Late 240 Trip Parts

I make a big deal about having complete selection of parts with me when I travel in my old Volvos, but when we take Rose's 92-244 I'm lucky if I remember to take my wallet let alone spare parts. I was talking to Volvo Master Mechanic, Jason Leber about what he would take on a trip in a newer 240 (or 740) and his answer was most interesting. Take a engine speed sensor, a fuel pump relay, a voltage regulator/brush module for the alternator and a small jumper cable. Why these?

The rpm sensor stops the car if it fails and they do fail. Installation is a bit of a trick in the 240 as it is mounted to the top of the bell housing between the engine head and the firewall. It is held on with a 10mm hex headed bolt and is difficult to get at. He suggests a 1/4 drive 10mm socket and universal joint from the top or a 10 mm combination wrench accessing the bolt from the passenger side of the block when it has cooled off.

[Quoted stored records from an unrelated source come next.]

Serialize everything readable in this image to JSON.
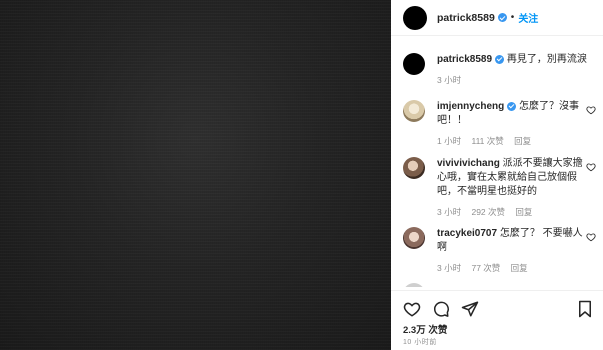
{
  "post": {
    "username": "patrick8589",
    "separator": "•",
    "follow_label": "关注",
    "caption": "再見了，別再流淚",
    "caption_time": "3 小时"
  },
  "comments": [
    {
      "username": "imjennycheng",
      "text": "怎麼了？沒事吧！！",
      "time": "1 小时",
      "likes": "111 次赞",
      "reply": "回复"
    },
    {
      "username": "vivivivichang",
      "text": "派派不要讓大家擔心哦，實在太累就給自己放個假吧，不當明星也挺好的",
      "time": "3 小时",
      "likes": "292 次赞",
      "reply": "回复"
    },
    {
      "username": "tracykei0707",
      "text": "怎麼了？ 不要嚇人啊",
      "time": "3 小时",
      "likes": "77 次赞",
      "reply": "回复"
    }
  ],
  "actions": {
    "likes_count": "2.3万 次赞",
    "timestamp": "10 小时前"
  },
  "icons": {
    "verified": "verified-badge-icon",
    "heart": "heart-icon",
    "comment": "comment-icon",
    "share": "paper-plane-icon",
    "bookmark": "bookmark-icon"
  },
  "colors": {
    "accent": "#0095f6",
    "verified": "#3897f0",
    "secondary_text": "#8e8e8e"
  }
}
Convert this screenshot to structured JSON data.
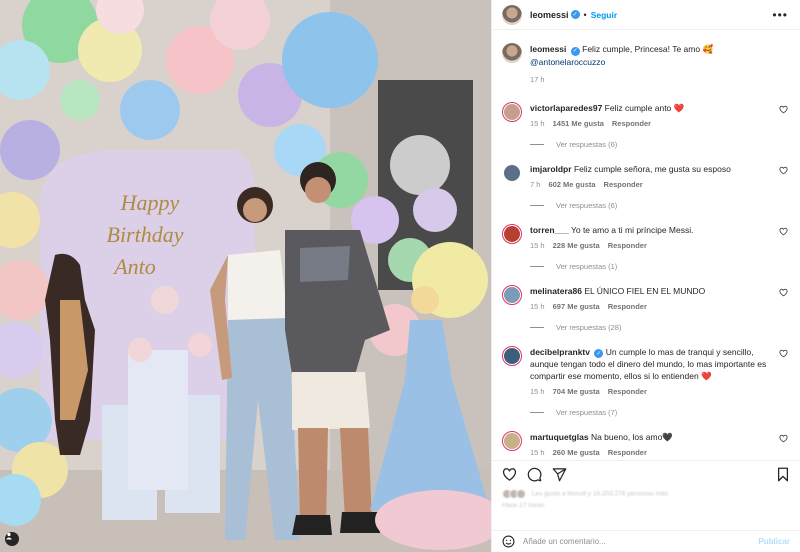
{
  "header": {
    "username": "leomessi",
    "separator": "•",
    "follow_label": "Seguir",
    "more_label": "•••"
  },
  "caption": {
    "username": "leomessi",
    "text": "Feliz cumple, Princesa! Te amo 🥰",
    "mention": "@antonelaroccuzzo",
    "time": "17 h"
  },
  "photo": {
    "sign_line1": "Happy",
    "sign_line2": "Birthday",
    "sign_line3": "Anto"
  },
  "comments": [
    {
      "username": "victorlaparedes97",
      "text": "Feliz cumple anto",
      "emoji": "❤️",
      "time": "15 h",
      "likes": "1451 Me gusta",
      "reply": "Responder",
      "replies": "Ver respuestas (6)",
      "color": "#c4a08a"
    },
    {
      "username": "imjaroldpr",
      "text": "Feliz cumple señora, me gusta su esposo",
      "emoji": "",
      "time": "7 h",
      "likes": "602 Me gusta",
      "reply": "Responder",
      "replies": "Ver respuestas (6)",
      "color": "#5b6f8a"
    },
    {
      "username": "torren___",
      "text": "Yo te amo a ti mi príncipe Messi.",
      "emoji": "",
      "time": "15 h",
      "likes": "228 Me gusta",
      "reply": "Responder",
      "replies": "Ver respuestas (1)",
      "color": "#b5402f"
    },
    {
      "username": "melinatera86",
      "text": "EL ÚNICO FIEL EN EL MUNDO",
      "emoji": "",
      "time": "15 h",
      "likes": "697 Me gusta",
      "reply": "Responder",
      "replies": "Ver respuestas (28)",
      "color": "#7d9bb5"
    },
    {
      "username": "decibelpranktv",
      "text": "Un cumple lo mas de tranqui y sencillo, aunque tengan todo el dinero del mundo, lo mas importante es compartir ese momento, ellos si lo entienden",
      "emoji": "❤️",
      "time": "15 h",
      "likes": "704 Me gusta",
      "reply": "Responder",
      "replies": "Ver respuestas (7)",
      "color": "#3b5f7a"
    },
    {
      "username": "martuquetglas",
      "text": "Na bueno, los amo🖤",
      "emoji": "",
      "time": "15 h",
      "likes": "260 Me gusta",
      "reply": "Responder",
      "replies": "",
      "color": "#c8b088"
    }
  ],
  "likes": {
    "summary": "Les gusta a fitonoll y 16.203.278 personas más",
    "time": "Hace 17 horas"
  },
  "add_comment": {
    "placeholder": "Añade un comentario...",
    "publish": "Publicar"
  },
  "icons": [
    "heart-icon",
    "comment-icon",
    "share-icon",
    "save-icon",
    "emoji-icon",
    "tag-person-icon",
    "verified-icon"
  ],
  "colors": {
    "accent": "#0095f6",
    "like_red": "#ed4956",
    "story_ring": "#e1306c"
  }
}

Worn brushes in the voltage regulator can also stop the car as the alternator stops charging and causes lots of strange symptoms as the battery fades. The module is replaceable with the alternator in the car but is much easier with the alternator removed.

If the fuel pump relay fails the fuel pump stops, and so do you. The relay is easy to replace and is mounted passenger footwell in the 240, accessible by removing the fibre panel under the dashboard below the glove box. The relay is white and is mounted on a clip between the fuel injection computer and the ignition computer. These relays fail because one of the 8 or so soldered connections inside lets go from old age and heat. Jason showed how the problem can be recognized and fixed at least temporarily. The relay has a manufacture date on it and our 240 has a relay from 1991. Apparently one that old is living on borrowed time. He took the plastic cover off the relay which exposes the back of a circuit board and 8 or so little mounds of solder. Close inspection of the solder showed circular cracks and some oxidation. He said they can be repaired by reheating the soldered connection to re-melt the joint. Probably a new relay is a better solution.

His last suggested spare part is a jumper cable with two alligator clips. The explanation for this is a bit lengthy. When the LH2.4 fuel injection computers in these cars fail, they lose the internal ground that activates the fuel pump relay. At the same time the computer also loses its self diagnostic feature. A replacement computer solves the problem, but costs $1500. If you are on the road you can get going again by using the jumper to ground the spade terminal on the relay that accepts the yellow/black wire. This wire comes from terminal 21 on the computer and heads to the pump relay. It is the only yellow/black wire in the connector and jumper it to ground and you are off. This fix is only to get you home because the fuel pump will keep running until the car is shut down and that is a potential safety hazard.

It would be nice to know what tiny component in the computer fails to cause this expensive problem. I bet it is insignificant and easily repaired as is the case with most electronic boxes. Hopefully someone will solve the problem and save us a good chunk of the $1500.